As Paul Ryan’s star has risen, a meme has developed around him based on his approval of the works and ideas of Ayn Rand: that Ryan forces all of his staffers to read her works.
It has its origin, as far as I can tell, in an offhand sentence in this New York Magazine piece by Christopher Beam. It’s been repeated on multiple occasions by Paul Krugman, Jonathan Chait, and a host of leftists on blogs and Twitter (just search for “paul ryan requires” and you’ll find scores of examples). In Beam’s telling, Ryan’s forcing staffers to read Atlas Shrugged — in the telling of David Cay Johnston, The Fountainhead, which he believes is an endorsement of terrorism.
The paranoia this meme has spawned is quite incredible, yet hardly original to Ryan. Read this 1987 New York Times article by Maureen Dowd about Reagan-era devotion to Rand, headlined with the-right-in-the-mist verve “WHERE ‘ATLAS SHRUGGED’ IS STILL READ,” and pronouncing Rand the “novelist laureate” of the Reagan administration and the inspiration for the work of Ryan’s spiritual predecessor, Jack Kemp:
The Man President Reagan chose to be his next Commerce Secretary had all the marks of an Ayn Rand hero. C. William Verity Jr., his colleagues said, was strong. He was a maverick. He bristled with self-esteem. He spent his career building a business and working to unsnarl the cat’s cradle of government regulations. In the picture accompanying the announcement of his Cabinet post, he looked appropriately jut-jawed and steely eyed.
And, as it turned out, Bill Verity was a fan of Ayn Rand. ”I’ve read ‘Atlas Shrugged’ and so have my children, and I think it is a very instructive book,” Mr. Verity said, with a forthrightness that Miss Rand would admire. The 70-year-old Mr. Verity, the former chairman of Armco, the steel company founded by his grandfather, clearly identifies with the heroes of ”Atlas Shrugged”: Hank Rearden, a steel manufacturer, and John Galt, a man who glorifies reason and proclaims the sacred importance of the creative individual. Mr. Verity even kept a card on his desk with a passage from ”Atlas Shrugged” instructing that ”how well you do your work” is ”the only measure of human value.”

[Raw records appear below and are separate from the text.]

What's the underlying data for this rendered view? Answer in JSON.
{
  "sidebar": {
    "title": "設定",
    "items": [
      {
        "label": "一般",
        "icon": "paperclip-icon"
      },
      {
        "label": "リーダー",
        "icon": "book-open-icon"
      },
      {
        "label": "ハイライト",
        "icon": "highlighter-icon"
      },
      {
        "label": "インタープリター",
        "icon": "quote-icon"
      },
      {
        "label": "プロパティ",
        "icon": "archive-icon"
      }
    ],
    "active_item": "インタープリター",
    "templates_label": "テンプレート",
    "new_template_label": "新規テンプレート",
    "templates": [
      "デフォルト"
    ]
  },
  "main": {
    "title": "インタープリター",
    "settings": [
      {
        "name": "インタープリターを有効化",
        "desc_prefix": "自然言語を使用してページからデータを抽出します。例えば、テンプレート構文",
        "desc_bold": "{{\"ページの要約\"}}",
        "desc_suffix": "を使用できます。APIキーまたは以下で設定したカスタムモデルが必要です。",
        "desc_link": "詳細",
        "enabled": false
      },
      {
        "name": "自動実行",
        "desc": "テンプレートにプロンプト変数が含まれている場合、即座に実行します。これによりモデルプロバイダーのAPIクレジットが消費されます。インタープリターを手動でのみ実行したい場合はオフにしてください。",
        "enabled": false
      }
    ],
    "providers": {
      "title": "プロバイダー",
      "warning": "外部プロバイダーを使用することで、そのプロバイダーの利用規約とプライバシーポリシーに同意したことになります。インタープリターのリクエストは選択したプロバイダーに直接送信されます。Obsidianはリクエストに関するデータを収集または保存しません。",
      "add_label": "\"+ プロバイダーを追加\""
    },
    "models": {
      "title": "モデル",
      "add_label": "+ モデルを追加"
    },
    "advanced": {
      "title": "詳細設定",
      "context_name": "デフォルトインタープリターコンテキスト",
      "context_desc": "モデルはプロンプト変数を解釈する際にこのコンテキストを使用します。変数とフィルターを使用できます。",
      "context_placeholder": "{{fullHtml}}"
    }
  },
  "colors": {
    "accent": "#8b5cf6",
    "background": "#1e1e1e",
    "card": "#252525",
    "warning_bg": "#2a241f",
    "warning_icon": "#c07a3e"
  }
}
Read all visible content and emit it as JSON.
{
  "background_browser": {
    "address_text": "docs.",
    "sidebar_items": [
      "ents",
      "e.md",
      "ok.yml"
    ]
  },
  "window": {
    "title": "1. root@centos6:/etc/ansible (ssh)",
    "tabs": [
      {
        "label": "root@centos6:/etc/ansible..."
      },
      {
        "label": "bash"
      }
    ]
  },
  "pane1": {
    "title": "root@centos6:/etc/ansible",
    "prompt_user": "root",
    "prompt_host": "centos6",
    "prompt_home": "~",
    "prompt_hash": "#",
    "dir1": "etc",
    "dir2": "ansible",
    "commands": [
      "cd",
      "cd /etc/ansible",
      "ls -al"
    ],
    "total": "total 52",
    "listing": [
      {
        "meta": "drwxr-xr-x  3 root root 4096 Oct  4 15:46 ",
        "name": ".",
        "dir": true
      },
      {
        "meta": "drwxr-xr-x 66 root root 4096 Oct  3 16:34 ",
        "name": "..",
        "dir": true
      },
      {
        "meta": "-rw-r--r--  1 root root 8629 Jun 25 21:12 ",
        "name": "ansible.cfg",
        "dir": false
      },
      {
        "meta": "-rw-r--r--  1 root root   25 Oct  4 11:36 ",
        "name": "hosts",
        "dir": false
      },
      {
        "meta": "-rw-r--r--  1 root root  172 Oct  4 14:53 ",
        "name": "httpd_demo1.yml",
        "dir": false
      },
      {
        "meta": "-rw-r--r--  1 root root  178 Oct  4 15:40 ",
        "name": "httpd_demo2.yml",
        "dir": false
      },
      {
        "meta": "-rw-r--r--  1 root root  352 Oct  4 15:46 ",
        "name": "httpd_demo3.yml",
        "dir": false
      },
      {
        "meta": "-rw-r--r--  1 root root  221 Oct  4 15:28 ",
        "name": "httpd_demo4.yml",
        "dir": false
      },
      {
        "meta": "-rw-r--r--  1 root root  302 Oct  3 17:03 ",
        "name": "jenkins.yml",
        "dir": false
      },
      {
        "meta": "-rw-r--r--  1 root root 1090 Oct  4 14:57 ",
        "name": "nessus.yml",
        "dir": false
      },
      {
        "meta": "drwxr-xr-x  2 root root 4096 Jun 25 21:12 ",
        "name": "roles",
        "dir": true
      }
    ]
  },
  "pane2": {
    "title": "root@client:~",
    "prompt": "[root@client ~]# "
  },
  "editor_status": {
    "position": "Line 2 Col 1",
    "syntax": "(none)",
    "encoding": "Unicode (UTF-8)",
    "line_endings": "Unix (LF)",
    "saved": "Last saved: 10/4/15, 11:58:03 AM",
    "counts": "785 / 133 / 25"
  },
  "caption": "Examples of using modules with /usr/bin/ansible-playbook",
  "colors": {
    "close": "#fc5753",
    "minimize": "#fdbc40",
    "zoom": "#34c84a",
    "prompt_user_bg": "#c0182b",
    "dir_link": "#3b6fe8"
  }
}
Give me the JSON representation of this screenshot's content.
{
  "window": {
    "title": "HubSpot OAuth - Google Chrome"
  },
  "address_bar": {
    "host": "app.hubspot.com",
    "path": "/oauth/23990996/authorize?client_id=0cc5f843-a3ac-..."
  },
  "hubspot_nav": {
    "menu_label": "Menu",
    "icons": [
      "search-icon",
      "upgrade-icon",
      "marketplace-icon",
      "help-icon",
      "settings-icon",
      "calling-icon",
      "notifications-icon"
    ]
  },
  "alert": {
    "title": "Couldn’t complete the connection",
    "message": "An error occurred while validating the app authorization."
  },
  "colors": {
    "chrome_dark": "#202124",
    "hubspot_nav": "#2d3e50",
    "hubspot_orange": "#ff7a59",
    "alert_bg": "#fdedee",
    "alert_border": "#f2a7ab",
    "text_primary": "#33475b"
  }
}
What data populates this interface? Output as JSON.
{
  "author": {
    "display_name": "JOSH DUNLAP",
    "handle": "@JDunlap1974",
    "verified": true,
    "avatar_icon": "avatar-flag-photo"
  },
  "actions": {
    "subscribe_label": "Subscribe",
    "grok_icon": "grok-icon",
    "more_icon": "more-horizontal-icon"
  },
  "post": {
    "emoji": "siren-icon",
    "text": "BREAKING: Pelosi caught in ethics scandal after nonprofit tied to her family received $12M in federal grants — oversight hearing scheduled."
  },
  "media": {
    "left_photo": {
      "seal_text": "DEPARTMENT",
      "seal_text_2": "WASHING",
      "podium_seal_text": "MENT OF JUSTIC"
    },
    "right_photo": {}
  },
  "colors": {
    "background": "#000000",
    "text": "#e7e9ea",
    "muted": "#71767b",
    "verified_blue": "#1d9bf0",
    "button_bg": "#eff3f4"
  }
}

While the left always seems to take the high ground on issues of tolerance, the rush to paint an entire picture of an individual’s political philosophy based on a book they liked is rather absurd, particularly a widely popular bestseller written by a pro-choice atheist woman (perhaps Ryan ought to stick to J.K. Rowling and Maya Angelou?). While Rand’s books may fail as literature, any full education requires you to be as familiar with Rand’s philosophy and intellectual arguments as you are with, say, Immanuel Kant’s — who Rand famously despised. Perhaps it’s a struggle with being confronted by someone on the right who isn’t a Bible thumper, and needing to paint them as an unserious extremist in some sense — Chait deploys this language, comparing Rand to Scientologist founder L. Ron Hubbard and accusing Ryan of “requiring his staffers to digest her creepy tracts.”
In any case, the problem with this description of Ryan’s mandate isn’t its ludicrous exaggeration of the dangers of reading Rand. It’s that the meme is completely false.
Always skeptical about the offhand, unsourced anecdote from Beam’s piece (which wasn’t even focused on Ryan), I reached out to several former Ryan staffers yesterday to ask them whether the Budget Chairman had required them to read Rand. While everyone knows Ryan is indeed a personal fan of Rand’s work, not a single one of them said Ryan had actually required them to read the books.
Responses include: “I had already read it prior to working for him, but it is by no means a requirement for employment.”
And “Saying he ‘requires’ his staff to read it is definitely stretching the truth.”
And the flat out denial: “We are not required to read Rand.”
And the example: “I worked there, and I haven’t read Rand.”
Suggesting people should read Rand is hardly a bad thing. Recommending her books is not a bad thing. But it appears the left thinks this is a dangerous thing. Yes, many of Rand’s ideas are dangerous, but primarily to the persistence of crushing bureaucracy, the redistributionist power of the state, and the equality enforcers who would destroy the pursuit of individual exceptionalism. The Simpsons illustrated this quite well.